- WHAT THE EXERCISE ASKS: Could you output every record again, exactly as given?
[Start of Attachment]
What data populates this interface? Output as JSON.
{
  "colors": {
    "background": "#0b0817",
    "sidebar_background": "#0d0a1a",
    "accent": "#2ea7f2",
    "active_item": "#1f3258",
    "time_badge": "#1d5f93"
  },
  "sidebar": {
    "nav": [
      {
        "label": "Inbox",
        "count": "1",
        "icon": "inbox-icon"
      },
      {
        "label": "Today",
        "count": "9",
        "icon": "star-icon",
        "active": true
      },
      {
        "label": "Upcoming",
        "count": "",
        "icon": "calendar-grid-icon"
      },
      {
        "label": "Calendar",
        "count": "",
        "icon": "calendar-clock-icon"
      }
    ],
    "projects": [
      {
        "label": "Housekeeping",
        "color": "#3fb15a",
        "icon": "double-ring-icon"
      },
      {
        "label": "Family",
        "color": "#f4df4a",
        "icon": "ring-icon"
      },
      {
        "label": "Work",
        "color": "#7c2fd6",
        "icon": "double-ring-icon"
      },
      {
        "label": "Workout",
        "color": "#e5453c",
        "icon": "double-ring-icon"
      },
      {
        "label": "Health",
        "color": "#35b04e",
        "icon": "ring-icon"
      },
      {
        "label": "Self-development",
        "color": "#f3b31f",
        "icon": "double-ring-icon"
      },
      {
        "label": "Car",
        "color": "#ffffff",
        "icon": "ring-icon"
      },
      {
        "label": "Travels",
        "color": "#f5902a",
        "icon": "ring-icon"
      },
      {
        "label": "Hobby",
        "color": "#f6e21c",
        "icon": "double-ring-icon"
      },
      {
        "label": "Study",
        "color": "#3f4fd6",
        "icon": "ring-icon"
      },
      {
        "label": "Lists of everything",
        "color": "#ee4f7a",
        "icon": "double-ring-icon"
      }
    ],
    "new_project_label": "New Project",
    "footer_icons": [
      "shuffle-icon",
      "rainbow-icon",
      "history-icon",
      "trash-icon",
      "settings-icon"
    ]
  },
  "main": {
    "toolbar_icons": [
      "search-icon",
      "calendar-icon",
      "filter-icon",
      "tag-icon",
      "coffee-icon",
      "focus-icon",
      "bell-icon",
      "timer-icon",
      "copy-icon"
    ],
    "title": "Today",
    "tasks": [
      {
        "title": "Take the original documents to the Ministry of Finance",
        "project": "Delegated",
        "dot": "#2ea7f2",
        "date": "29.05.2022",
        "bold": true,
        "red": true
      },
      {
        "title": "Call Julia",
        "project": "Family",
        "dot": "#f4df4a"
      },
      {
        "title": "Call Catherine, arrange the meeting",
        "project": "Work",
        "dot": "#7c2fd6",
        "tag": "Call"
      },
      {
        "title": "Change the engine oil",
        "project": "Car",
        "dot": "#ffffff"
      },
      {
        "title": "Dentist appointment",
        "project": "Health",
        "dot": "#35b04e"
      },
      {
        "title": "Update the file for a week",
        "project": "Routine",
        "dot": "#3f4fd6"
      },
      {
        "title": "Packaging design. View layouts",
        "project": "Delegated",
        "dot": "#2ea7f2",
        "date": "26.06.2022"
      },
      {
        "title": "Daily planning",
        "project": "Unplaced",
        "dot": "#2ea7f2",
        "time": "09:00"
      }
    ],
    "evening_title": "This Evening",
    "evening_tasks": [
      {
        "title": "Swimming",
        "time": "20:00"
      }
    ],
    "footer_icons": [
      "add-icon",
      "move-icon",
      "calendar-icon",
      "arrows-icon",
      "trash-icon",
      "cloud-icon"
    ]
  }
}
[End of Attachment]
- YOUR SOLUTION:
What data populates this interface? Output as JSON.
{
  "colors": {
    "background": "#0b0817",
    "sidebar_background": "#0d0a1a",
    "accent": "#2ea7f2",
    "active_item": "#1f3258",
    "time_badge": "#1d5f93"
  },
  "sidebar": {
    "nav": [
      {
        "label": "Inbox",
        "count": "1",
        "icon": "inbox-icon"
      },
      {
        "label": "Today",
        "count": "9",
        "icon": "star-icon",
        "active": true
      },
      {
        "label": "Upcoming",
        "count": "",
        "icon": "calendar-grid-icon"
      },
      {
        "label": "Calendar",
        "count": "",
        "icon": "calendar-clock-icon"
      }
    ],
    "projects": [
      {
        "label": "Housekeeping",
        "color": "#3fb15a",
        "icon": "double-ring-icon"
      },
      {
        "label": "Family",
        "color": "#f4df4a",
        "icon": "ring-icon"
      },
      {
        "label": "Work",
        "color": "#7c2fd6",
        "icon": "double-ring-icon"
      },
      {
        "label": "Workout",
        "color": "#e5453c",
        "icon": "double-ring-icon"
      },
      {
        "label": "Health",
        "color": "#35b04e",
        "icon": "ring-icon"
      },
      {
        "label": "Self-development",
        "color": "#f3b31f",
        "icon": "double-ring-icon"
      },
      {
        "label": "Car",
        "color": "#ffffff",
        "icon": "ring-icon"
      },
      {
        "label": "Travels",
        "color": "#f5902a",
        "icon": "ring-icon"
      },
      {
        "label": "Hobby",
        "color": "#f6e21c",
        "icon": "double-ring-icon"
      },
      {
        "label": "Study",
        "color": "#3f4fd6",
        "icon": "ring-icon"
      },
      {
        "label": "Lists of everything",
        "color": "#ee4f7a",
        "icon": "double-ring-icon"
      }
    ],
    "new_project_label": "New Project",
    "footer_icons": [
      "shuffle-icon",
      "rainbow-icon",
      "history-icon",
      "trash-icon",
      "settings-icon"
    ]
  },
  "main": {
    "toolbar_icons": [
      "search-icon",
      "calendar-icon",
      "filter-icon",
      "tag-icon",
      "coffee-icon",
      "focus-icon",
      "bell-icon",
      "timer-icon",
      "copy-icon"
    ],
    "title": "Today",
    "tasks": [
      {
        "title": "Take the original documents to the Ministry of Finance",
        "project": "Delegated",
        "dot": "#2ea7f2",
        "date": "29.05.2022",
        "bold": true,
        "red": true
      },
      {
        "title": "Call Julia",
        "project": "Family",
        "dot": "#f4df4a"
      },
      {
        "title": "Call Catherine, arrange the meeting",
        "project": "Work",
        "dot": "#7c2fd6",
        "tag": "Call"
      },
      {
        "title": "Change the engine oil",
        "project": "Car",
        "dot": "#ffffff"
      },
      {
        "title": "Dentist appointment",
        "project": "Health",
        "dot": "#35b04e"
      },
      {
        "title": "Update the file for a week",
        "project": "Routine",
        "dot": "#3f4fd6"
      },
      {
        "title": "Packaging design. View layouts",
        "project": "Delegated",
        "dot": "#2ea7f2",
        "date": "26.06.2022"
      },
      {
        "title": "Daily planning",
        "project": "Unplaced",
        "dot": "#2ea7f2",
        "time": "09:00"
      }
    ],
    "evening_title": "This Evening",
    "evening_tasks": [
      {
        "title": "Swimming",
        "time": "20:00"
      }
    ],
    "footer_icons": [
      "add-icon",
      "move-icon",
      "calendar-icon",
      "arrows-icon",
      "trash-icon",
      "cloud-icon"
    ]
  }
}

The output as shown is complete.